Second, he doesn’t have to continue analyzing what’s wrong at school, the kids know and each teacher, principal, administrative assistant and bus driver also should know. One brave middle school student spoke up at a community meeting pleading, “Just help us. We need help.” The four suicides, all in the same high school should be a wake-up call to him.
The superintendent is also wasting the summer; his best opportunity to get programs developed and installed. Summer is the best time to do the behind-the-scenes work to get an anti-bullying, anti-abuse campaign ready so they begin resolutely on the first day of school. A few straightforward, but sometimes difficult steps are for the superintendent, principals and a core group of committed parents are to:
Notice that I haven’t said anything about educating, therapeutizing or rehabilitating bullies. That succeeds only after anti-abuse, anti-bullying programs are implemented.
Wall plaques saying that students must respect each other are nice but ineffective by themselves. A detailed program with clear consequences, implemented strategically, firmly and continually can solve 90% of the problems at school. That’s the best that schools can do
Also, that would be teaching children and teenagers that the adult authorities will actually fulfill their responsibility. New York may also need laws to force this superintendent to do his job.
In her forthcoming memoir, “Miley Cyrus: Miles to Go,” Miley reveals that her younger days were spent “being teased, tortured and humiliated by school bullies.” The “Hannah Montana” star says she was “friendless, lonely and miserable,” and believes she would have been physically harmed if the abuse hadn't stopped.” Miley writes, “The girls took it beyond normal bullying. These were big, tough girls. I was scrawny and short. They were fully capable of doing me bodily harm.”
Most of the comments on many sites focus on the wrong areas.

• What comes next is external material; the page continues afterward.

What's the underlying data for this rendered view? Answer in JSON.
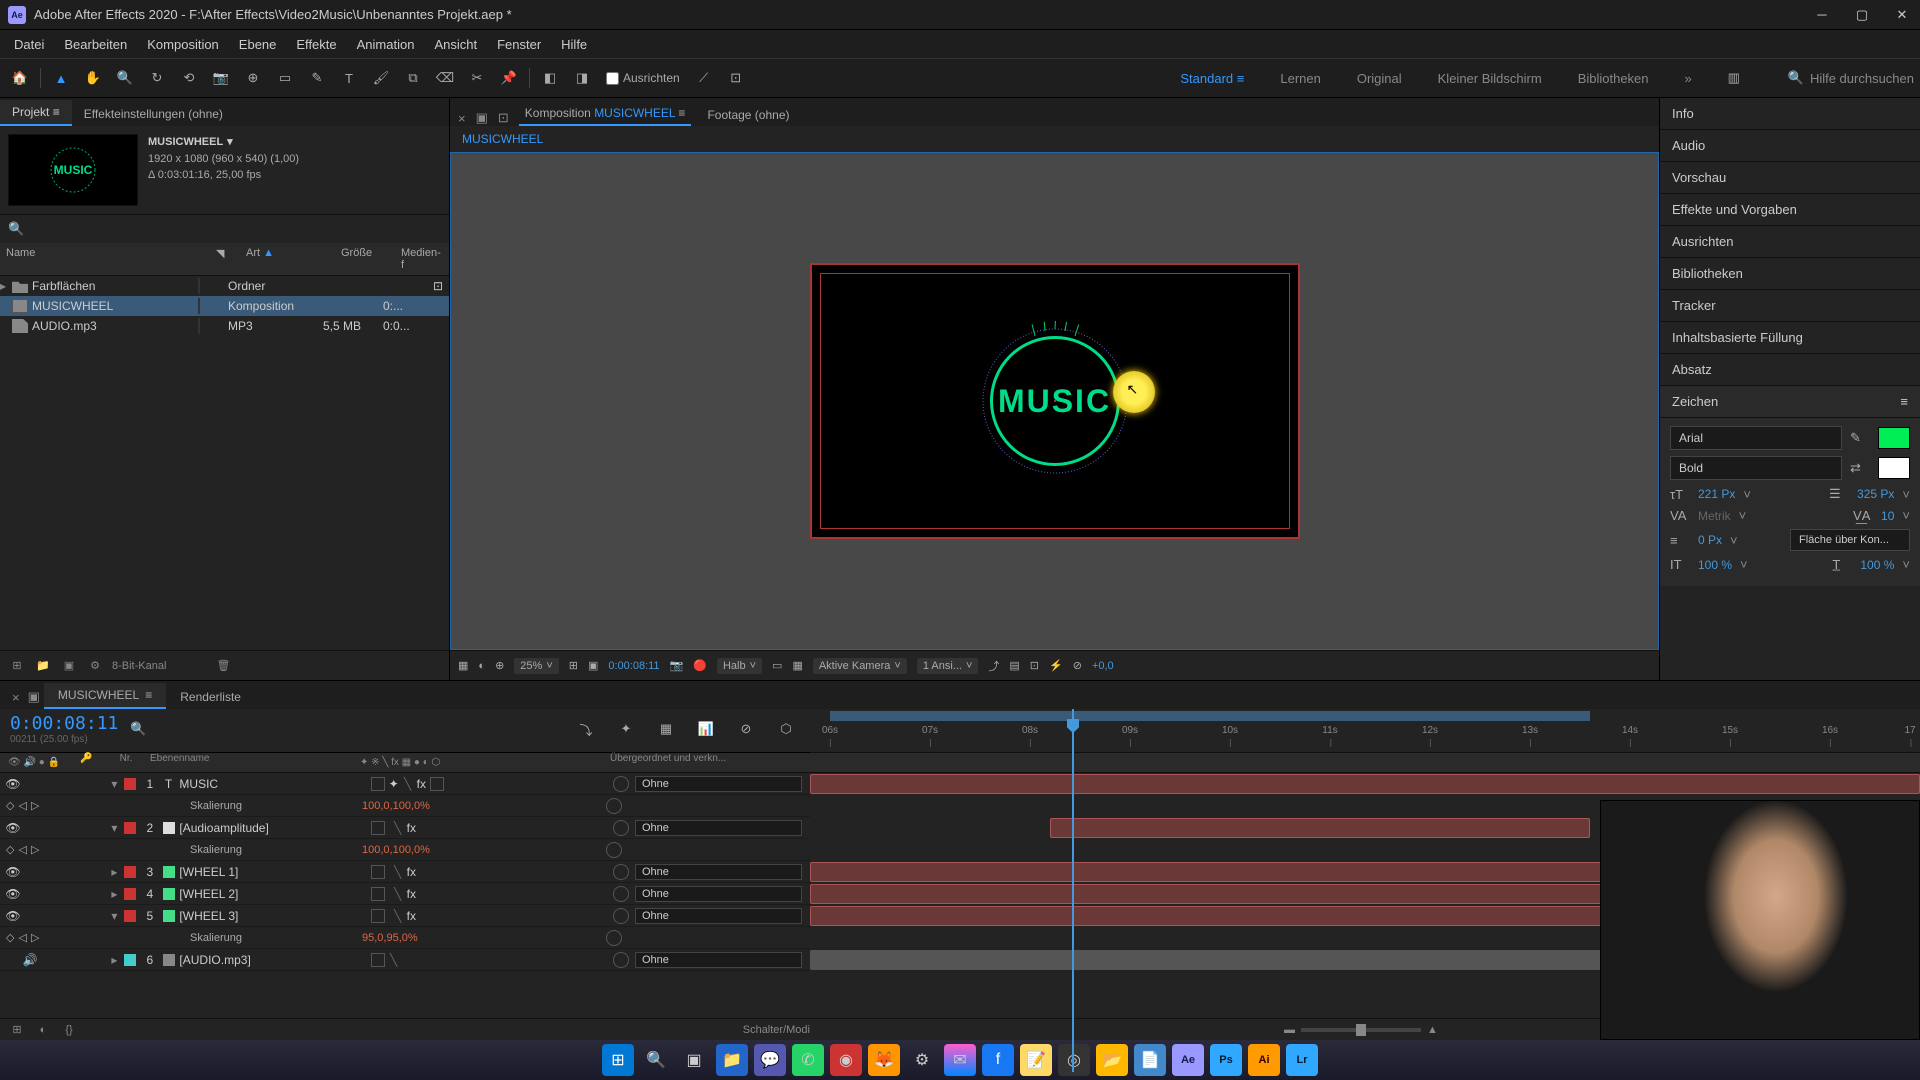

People respond as if the important thing is whether they like Miley or hate her, whether they feel sorry for her or they want to see her hurt because she’s so rich and famous, whether they think she’s a selfish, twit who deserves what she got.
The important areas to focus on are: It happened to Miley, it happens to most kids, it happens to our kids. What can our children and teenagers do and what can we do?
Other people can take forever trying to educate and convert bullies and their parents, but not me. Stopping bullying doesn’t begin with understanding bullies or with their psychotherapy and rehabilitation. Educating bullies and their parents begins when they find out that the old tactics don’t work. Beginning by trying to educate them means that the rest of the kids remain victims until bullies decide to stop bullying (if ever). Instead, protect kids now; stop bullies first and then educate them.
Therefore, the lessons we can learn from Miley Cyrus are that in order to stop bullies and bullying we need:
Principals and other administrators who want to stop bullying.
Federal laws that require each school to create programs defining and prohibiting specific bullying behaviors and that hold principals liable if they fail to stop bullying.
School anti-bullying policies with specific behaviors spelled out. That way, principals and teachers will be supported in preventing bullying and, when bullying is discovered, in tackling bullies and their parents. Also, the principals who don’t want to act will be forced to, because they’ll be more afraid of the publicity and penalties they’ll get if they don’t stop bullying than they are now of the parents of the bullies.
Children, teenagers and parents who respond immediately; who don’t let bullying pass by; who call it like it is; who use the word “bully.” They’re alerting the rest of us and rallying us to be their allies and to help them resist.
In addition to professional experience, I learned practical, pragmatic methods growing up in New York City and then watching our six children and their friends and enemies. And we live in Denver, home of Columbine High School.